The problem — Using the listing below, report all lines holding the word "count".

Source data —
---+---

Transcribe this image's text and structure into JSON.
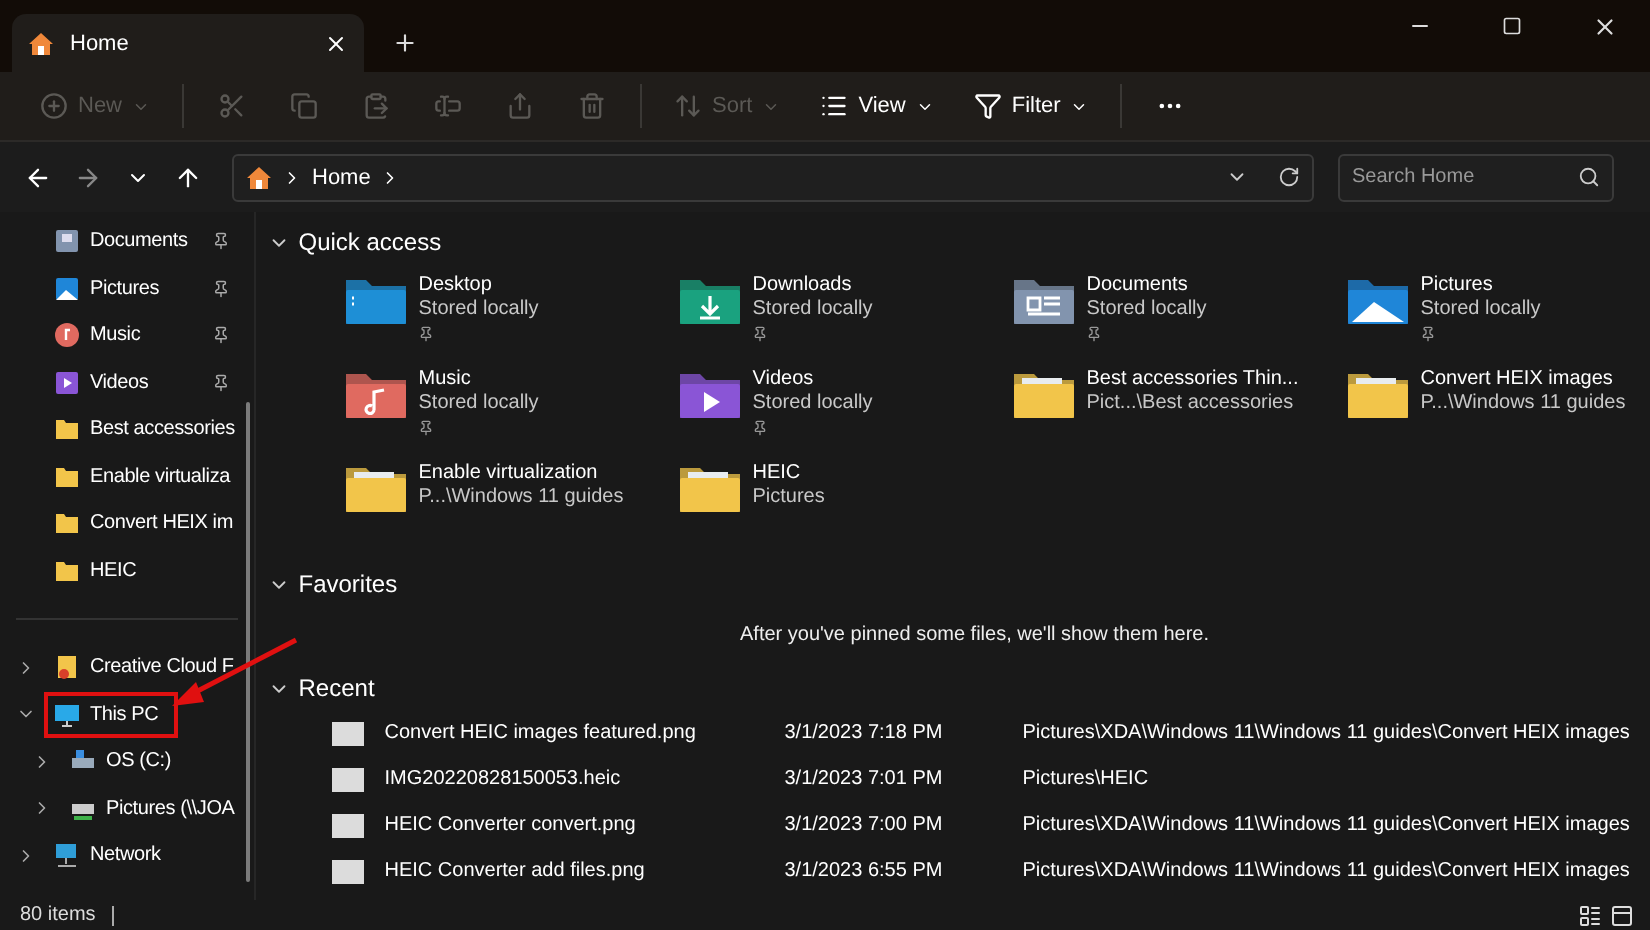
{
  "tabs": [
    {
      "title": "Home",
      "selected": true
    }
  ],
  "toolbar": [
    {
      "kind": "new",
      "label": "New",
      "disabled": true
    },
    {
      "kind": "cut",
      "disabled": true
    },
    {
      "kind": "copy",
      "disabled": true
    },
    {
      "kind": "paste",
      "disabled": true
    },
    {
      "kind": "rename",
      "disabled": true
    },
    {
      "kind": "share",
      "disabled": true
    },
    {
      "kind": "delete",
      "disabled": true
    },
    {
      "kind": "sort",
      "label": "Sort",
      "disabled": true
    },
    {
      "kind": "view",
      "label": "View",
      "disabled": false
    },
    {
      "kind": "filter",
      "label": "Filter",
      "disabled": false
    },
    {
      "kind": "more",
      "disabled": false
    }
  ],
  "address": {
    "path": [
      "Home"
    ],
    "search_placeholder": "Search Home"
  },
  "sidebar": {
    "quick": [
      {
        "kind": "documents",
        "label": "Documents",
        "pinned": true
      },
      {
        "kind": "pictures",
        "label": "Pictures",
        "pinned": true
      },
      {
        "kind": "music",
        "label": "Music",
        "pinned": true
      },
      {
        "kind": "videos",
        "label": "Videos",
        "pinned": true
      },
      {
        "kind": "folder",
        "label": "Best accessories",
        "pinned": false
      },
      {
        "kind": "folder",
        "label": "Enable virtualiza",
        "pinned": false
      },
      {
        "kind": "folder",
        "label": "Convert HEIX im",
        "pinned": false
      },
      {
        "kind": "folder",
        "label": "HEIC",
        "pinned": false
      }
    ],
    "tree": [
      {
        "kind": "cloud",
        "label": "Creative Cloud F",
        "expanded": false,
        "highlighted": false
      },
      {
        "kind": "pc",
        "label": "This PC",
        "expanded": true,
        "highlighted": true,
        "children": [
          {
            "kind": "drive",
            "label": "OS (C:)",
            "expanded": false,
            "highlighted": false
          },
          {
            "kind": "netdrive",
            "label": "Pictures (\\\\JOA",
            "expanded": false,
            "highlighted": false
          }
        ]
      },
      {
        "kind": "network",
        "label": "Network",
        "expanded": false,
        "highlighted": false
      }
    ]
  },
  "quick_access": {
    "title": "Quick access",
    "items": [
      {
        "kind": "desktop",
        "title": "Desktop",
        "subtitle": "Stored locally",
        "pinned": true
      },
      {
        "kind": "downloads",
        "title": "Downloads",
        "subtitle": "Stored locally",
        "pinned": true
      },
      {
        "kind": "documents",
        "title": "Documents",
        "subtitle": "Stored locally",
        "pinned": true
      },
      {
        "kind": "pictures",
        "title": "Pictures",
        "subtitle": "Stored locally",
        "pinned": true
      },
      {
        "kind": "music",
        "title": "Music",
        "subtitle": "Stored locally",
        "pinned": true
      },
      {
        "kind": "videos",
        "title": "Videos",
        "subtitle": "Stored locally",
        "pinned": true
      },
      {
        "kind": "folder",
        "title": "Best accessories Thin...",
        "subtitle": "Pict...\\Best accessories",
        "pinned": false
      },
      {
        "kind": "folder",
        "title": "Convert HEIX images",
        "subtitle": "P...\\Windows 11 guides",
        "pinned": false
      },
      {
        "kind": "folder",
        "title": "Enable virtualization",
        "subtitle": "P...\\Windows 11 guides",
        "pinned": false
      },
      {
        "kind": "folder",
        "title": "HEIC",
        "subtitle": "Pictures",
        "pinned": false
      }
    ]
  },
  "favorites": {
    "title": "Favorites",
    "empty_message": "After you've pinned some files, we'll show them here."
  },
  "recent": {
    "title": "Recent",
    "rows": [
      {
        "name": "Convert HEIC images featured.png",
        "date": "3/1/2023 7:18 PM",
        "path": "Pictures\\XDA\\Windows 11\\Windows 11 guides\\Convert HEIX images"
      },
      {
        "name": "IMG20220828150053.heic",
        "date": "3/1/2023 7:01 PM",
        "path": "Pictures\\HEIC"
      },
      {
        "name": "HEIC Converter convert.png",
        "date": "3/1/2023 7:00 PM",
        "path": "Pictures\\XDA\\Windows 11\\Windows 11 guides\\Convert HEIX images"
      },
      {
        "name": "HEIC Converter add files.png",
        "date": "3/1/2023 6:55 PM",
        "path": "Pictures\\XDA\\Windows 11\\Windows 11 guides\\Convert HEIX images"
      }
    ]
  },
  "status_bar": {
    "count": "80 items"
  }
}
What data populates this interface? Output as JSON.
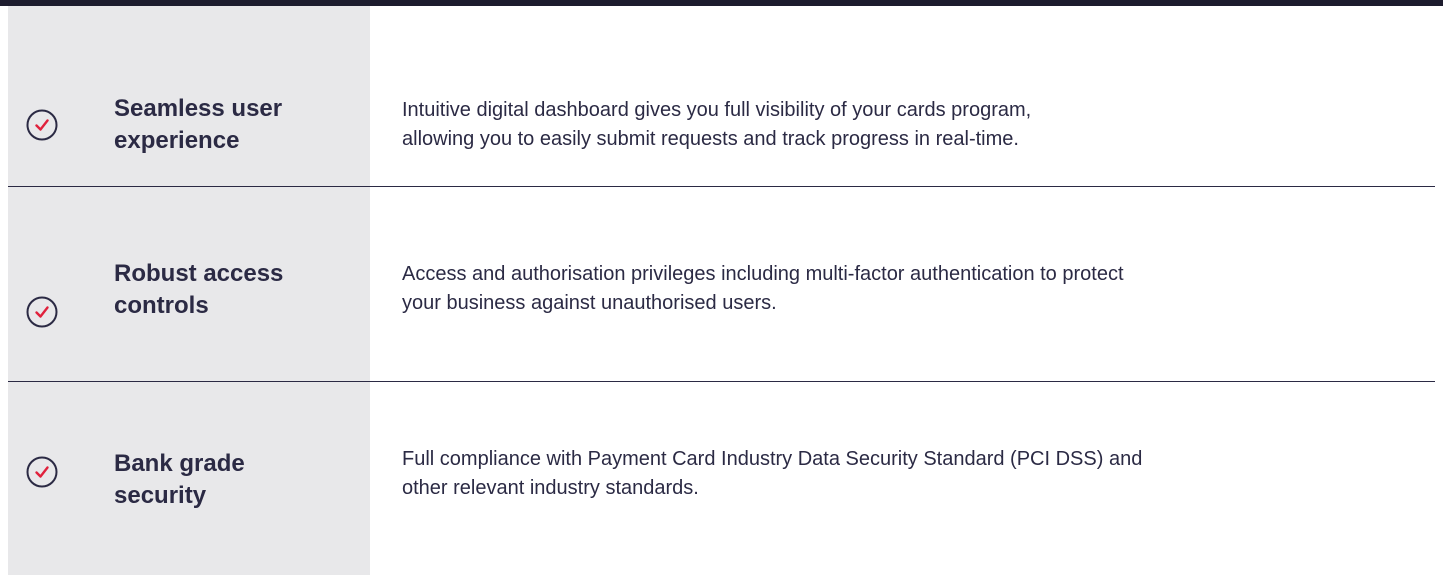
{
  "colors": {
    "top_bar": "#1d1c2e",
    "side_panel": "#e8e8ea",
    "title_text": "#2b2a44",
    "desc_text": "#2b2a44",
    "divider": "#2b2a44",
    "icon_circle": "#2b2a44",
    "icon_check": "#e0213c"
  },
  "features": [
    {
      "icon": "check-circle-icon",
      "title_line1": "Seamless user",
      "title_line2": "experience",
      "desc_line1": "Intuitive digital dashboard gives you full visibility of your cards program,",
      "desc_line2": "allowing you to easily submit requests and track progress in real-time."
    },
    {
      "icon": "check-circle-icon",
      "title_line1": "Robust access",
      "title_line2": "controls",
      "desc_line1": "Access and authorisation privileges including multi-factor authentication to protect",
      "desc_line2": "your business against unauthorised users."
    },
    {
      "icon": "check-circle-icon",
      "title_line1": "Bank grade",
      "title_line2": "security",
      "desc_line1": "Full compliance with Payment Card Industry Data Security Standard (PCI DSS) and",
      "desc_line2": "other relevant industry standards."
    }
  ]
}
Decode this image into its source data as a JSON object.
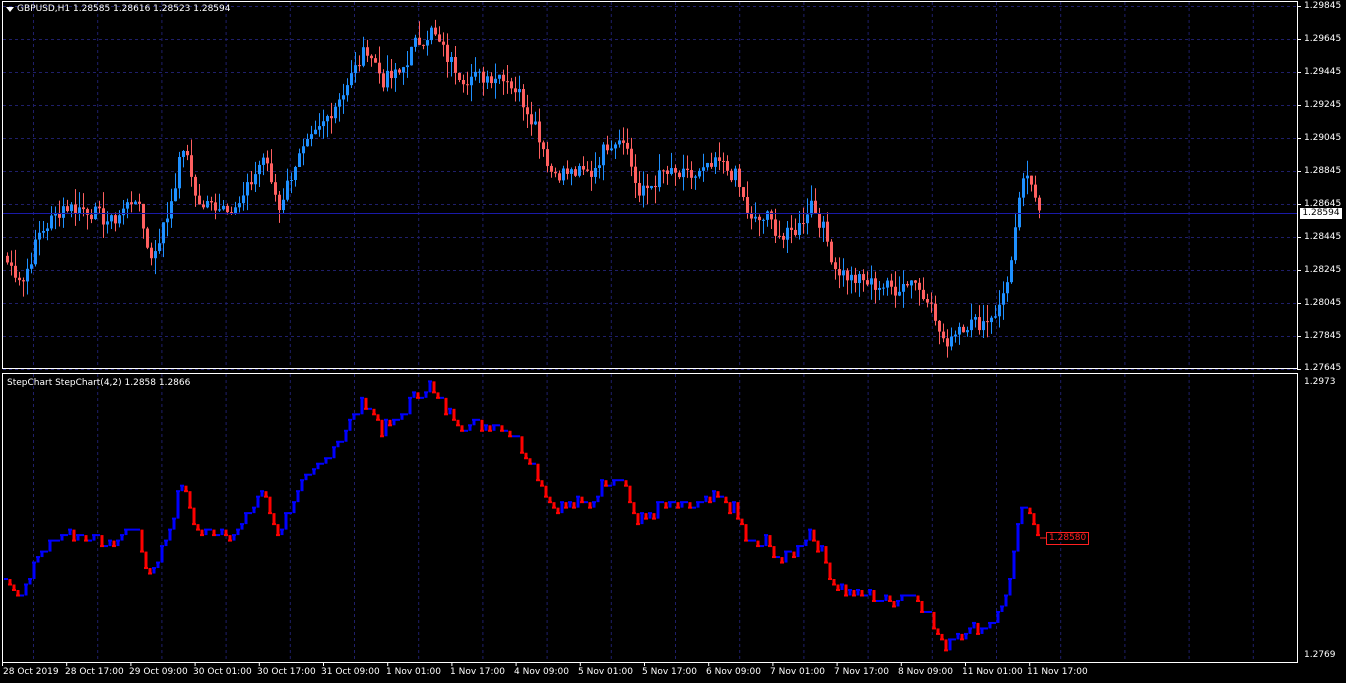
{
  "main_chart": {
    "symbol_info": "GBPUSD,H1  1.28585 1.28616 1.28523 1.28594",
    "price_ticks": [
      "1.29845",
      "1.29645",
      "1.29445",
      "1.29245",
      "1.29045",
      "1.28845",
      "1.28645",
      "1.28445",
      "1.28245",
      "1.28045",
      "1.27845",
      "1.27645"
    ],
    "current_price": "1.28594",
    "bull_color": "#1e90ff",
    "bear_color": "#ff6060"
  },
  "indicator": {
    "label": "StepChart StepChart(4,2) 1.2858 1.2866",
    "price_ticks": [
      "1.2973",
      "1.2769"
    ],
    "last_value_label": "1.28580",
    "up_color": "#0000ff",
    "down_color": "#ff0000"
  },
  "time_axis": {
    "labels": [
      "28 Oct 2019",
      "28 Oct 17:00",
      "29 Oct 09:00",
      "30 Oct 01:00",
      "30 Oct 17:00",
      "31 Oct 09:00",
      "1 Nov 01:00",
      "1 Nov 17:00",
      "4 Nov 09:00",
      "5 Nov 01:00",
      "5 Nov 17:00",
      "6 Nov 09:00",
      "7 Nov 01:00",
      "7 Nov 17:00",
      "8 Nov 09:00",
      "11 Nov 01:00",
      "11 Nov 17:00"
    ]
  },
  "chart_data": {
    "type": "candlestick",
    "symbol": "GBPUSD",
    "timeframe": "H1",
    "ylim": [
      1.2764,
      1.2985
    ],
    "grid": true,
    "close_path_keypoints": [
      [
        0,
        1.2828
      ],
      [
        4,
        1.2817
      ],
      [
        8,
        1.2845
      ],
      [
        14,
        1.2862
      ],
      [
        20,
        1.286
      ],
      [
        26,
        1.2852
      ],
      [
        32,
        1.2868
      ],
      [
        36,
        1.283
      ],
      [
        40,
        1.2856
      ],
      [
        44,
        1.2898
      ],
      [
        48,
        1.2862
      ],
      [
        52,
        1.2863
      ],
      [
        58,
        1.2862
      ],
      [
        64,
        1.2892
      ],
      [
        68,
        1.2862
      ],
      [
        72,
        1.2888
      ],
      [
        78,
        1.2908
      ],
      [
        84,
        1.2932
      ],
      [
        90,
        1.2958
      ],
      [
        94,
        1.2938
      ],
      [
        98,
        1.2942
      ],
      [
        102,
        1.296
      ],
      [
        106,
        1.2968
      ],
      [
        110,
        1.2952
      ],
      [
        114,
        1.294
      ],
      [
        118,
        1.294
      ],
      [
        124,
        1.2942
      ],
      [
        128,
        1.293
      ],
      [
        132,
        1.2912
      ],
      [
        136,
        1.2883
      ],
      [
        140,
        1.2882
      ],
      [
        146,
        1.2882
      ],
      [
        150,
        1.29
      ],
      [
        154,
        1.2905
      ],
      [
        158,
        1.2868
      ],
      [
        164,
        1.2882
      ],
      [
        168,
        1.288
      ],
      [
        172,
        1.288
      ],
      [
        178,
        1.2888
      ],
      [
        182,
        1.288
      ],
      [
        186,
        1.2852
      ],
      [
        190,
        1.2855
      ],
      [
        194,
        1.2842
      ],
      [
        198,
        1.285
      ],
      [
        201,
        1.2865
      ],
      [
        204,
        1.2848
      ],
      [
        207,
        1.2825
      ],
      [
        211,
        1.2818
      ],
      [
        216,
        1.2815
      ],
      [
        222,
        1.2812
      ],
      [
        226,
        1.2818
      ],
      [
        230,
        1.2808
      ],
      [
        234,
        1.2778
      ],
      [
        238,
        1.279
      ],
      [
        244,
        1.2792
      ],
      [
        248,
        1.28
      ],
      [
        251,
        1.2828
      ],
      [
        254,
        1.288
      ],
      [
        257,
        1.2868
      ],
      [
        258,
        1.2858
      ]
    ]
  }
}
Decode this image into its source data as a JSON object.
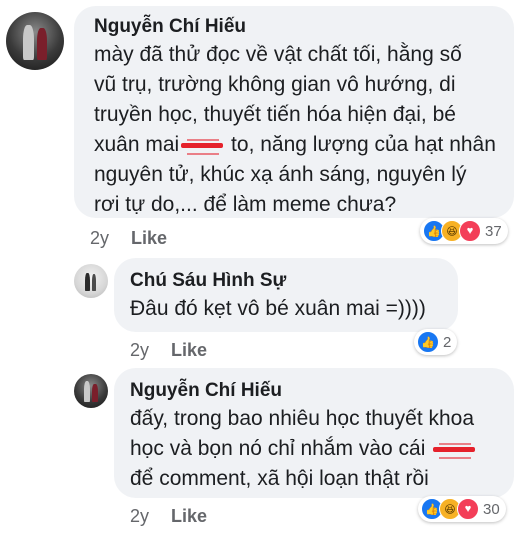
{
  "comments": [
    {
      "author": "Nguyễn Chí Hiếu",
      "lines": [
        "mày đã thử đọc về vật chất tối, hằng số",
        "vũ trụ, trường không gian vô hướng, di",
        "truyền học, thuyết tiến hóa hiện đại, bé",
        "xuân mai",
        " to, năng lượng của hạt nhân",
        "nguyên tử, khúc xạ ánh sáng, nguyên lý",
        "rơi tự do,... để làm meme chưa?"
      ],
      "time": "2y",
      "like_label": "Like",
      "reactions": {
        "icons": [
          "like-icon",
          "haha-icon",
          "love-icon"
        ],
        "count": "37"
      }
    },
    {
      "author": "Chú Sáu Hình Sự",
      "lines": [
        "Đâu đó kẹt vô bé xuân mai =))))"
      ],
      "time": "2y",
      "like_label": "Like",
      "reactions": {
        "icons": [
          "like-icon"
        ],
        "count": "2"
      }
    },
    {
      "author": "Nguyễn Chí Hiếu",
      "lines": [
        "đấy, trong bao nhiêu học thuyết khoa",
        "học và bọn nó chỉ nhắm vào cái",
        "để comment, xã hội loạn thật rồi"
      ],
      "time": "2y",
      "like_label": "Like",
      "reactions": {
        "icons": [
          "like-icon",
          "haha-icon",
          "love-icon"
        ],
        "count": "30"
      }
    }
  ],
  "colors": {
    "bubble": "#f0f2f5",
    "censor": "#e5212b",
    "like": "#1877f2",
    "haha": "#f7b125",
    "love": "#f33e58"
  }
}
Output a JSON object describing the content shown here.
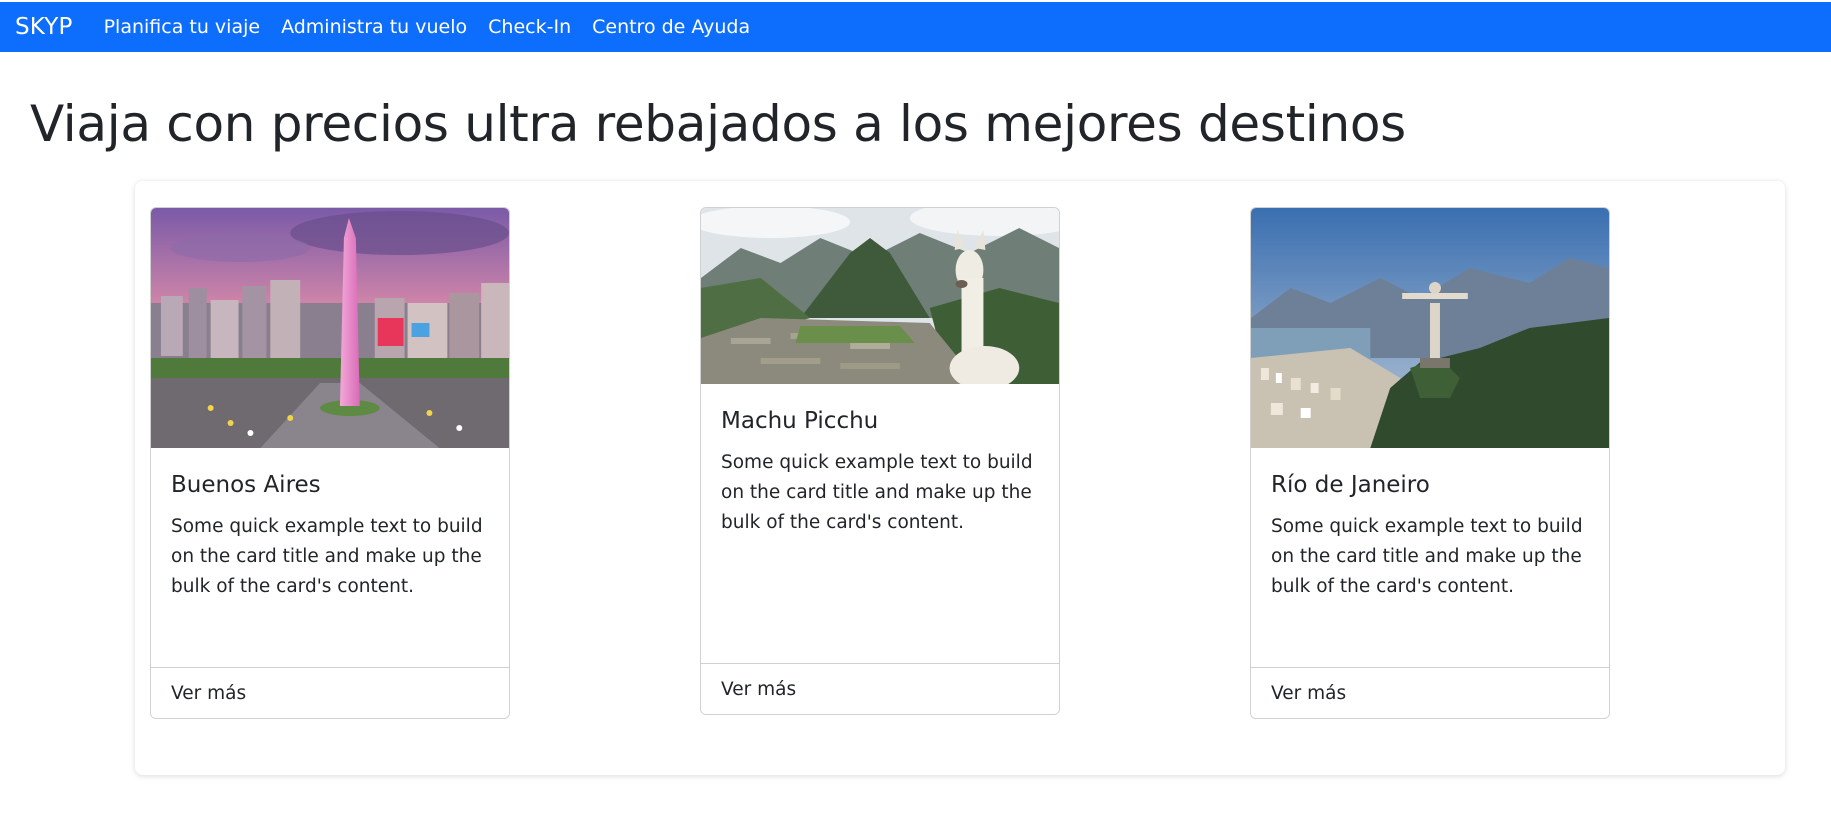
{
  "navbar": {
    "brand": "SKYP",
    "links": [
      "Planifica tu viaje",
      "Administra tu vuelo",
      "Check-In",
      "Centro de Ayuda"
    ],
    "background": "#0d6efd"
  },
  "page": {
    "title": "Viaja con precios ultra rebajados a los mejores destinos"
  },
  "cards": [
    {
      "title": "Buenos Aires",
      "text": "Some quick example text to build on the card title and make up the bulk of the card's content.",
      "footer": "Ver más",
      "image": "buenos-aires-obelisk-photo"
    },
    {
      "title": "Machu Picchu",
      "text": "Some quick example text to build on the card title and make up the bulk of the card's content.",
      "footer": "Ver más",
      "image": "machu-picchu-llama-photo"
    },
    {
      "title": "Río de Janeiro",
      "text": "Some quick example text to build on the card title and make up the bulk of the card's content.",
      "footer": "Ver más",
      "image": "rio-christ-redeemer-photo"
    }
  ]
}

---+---

Task output —
    "count": "80 items"
        "count": "37"
        "count": "2"
        "count": "30"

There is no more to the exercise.